W Water soluble soybean extract, 266t, 269

Y Yerba mate saponins aglycone, 308f apoptosis analysis, 310, 319f apoptotic cells, 313, 315f bioactive compounds, 313t cell culture, 309 cell cycle arrest, 312, 319f cell cycle distribution, 310, 312f cell proliferation, 311 cells, 309 chemicals, 309 extraction, 309 overview, 307 proliferation assay, 309, 311f protein expressions, 313, 314f, 316, 316f, 318f purification, 309 statistical analysis, 311 western blot analysis, 310

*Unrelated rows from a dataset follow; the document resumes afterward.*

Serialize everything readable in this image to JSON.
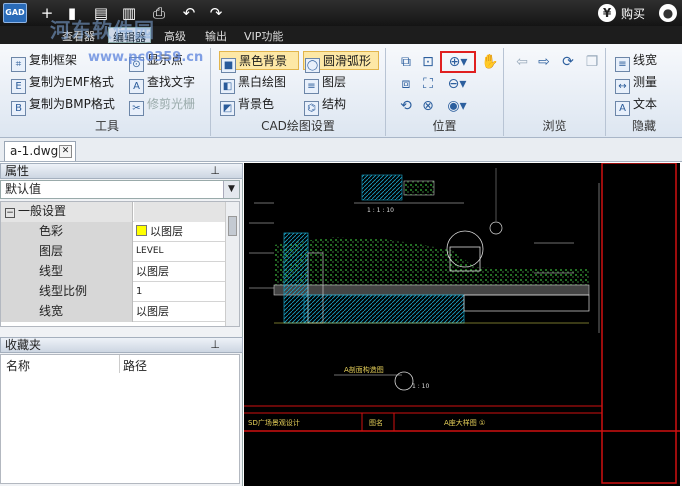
{
  "app": {
    "logo": "GAD"
  },
  "quick_access": [
    {
      "name": "new-file-icon",
      "glyph": "+"
    },
    {
      "name": "open-file-icon",
      "glyph": "▮"
    },
    {
      "name": "save-icon",
      "glyph": "▤"
    },
    {
      "name": "save-as-icon",
      "glyph": "▥"
    },
    {
      "name": "print-icon",
      "glyph": "⎙"
    },
    {
      "name": "undo-icon",
      "glyph": "↶"
    },
    {
      "name": "redo-icon",
      "glyph": "↷"
    }
  ],
  "top_right": {
    "buy_label": "购买"
  },
  "ribbon_tabs": [
    "查看器",
    "编辑器",
    "高级",
    "输出",
    "VIP功能"
  ],
  "groups": {
    "tools": {
      "label": "工具",
      "items": [
        {
          "label": "复制框架",
          "icon": "crop-icon"
        },
        {
          "label": "复制为EMF格式",
          "icon": "emf-icon"
        },
        {
          "label": "复制为BMP格式",
          "icon": "bmp-icon"
        },
        {
          "label": "显示点",
          "icon": "show-points-icon"
        },
        {
          "label": "查找文字",
          "icon": "find-text-icon"
        },
        {
          "label": "修剪光栅",
          "icon": "trim-raster-icon"
        }
      ]
    },
    "cad_settings": {
      "label": "CAD绘图设置",
      "items": [
        {
          "label": "黑色背景",
          "icon": "black-bg-icon"
        },
        {
          "label": "圆滑弧形",
          "icon": "smooth-arc-icon"
        },
        {
          "label": "黑白绘图",
          "icon": "black-white-icon"
        },
        {
          "label": "图层",
          "icon": "layers-icon"
        },
        {
          "label": "背景色",
          "icon": "bg-color-icon"
        },
        {
          "label": "结构",
          "icon": "structure-icon"
        }
      ]
    },
    "position": {
      "label": "位置"
    },
    "browse": {
      "label": "浏览"
    },
    "hide": {
      "label": "隐藏",
      "items": [
        {
          "label": "线宽",
          "icon": "line-width-icon"
        },
        {
          "label": "测量",
          "icon": "measure-icon"
        },
        {
          "label": "文本",
          "icon": "text-icon"
        }
      ]
    }
  },
  "doc_tab": {
    "label": "a-1.dwg"
  },
  "properties": {
    "title": "属性",
    "dropdown_value": "默认值",
    "group_label": "一般设置",
    "rows": [
      {
        "key": "色彩",
        "value": "以图层",
        "swatch": "#ffff00"
      },
      {
        "key": "图层",
        "value": "LEVEL"
      },
      {
        "key": "线型",
        "value": "以图层"
      },
      {
        "key": "线型比例",
        "value": "1"
      },
      {
        "key": "线宽",
        "value": "以图层"
      }
    ]
  },
  "favorites": {
    "title": "收藏夹",
    "col_name": "名称",
    "col_path": "路径"
  },
  "watermark": {
    "text1": "河东软件园",
    "text2": "www.pc0359.cn"
  },
  "drawing": {
    "title1": "A剖面构造图",
    "scale1": "1 : 10",
    "scale_top": "1 : 1 : 10",
    "title_block_left": "SD广场景观设计",
    "title_block_mid": "图名",
    "title_block_right": "A座大样图 ①"
  }
}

333 In Hispanic Foods: Chemistry and Bioactive Compounds; Tunick, M., et al.; ACS Symposium Series; American Chemical Society: Washington, DC, 2012.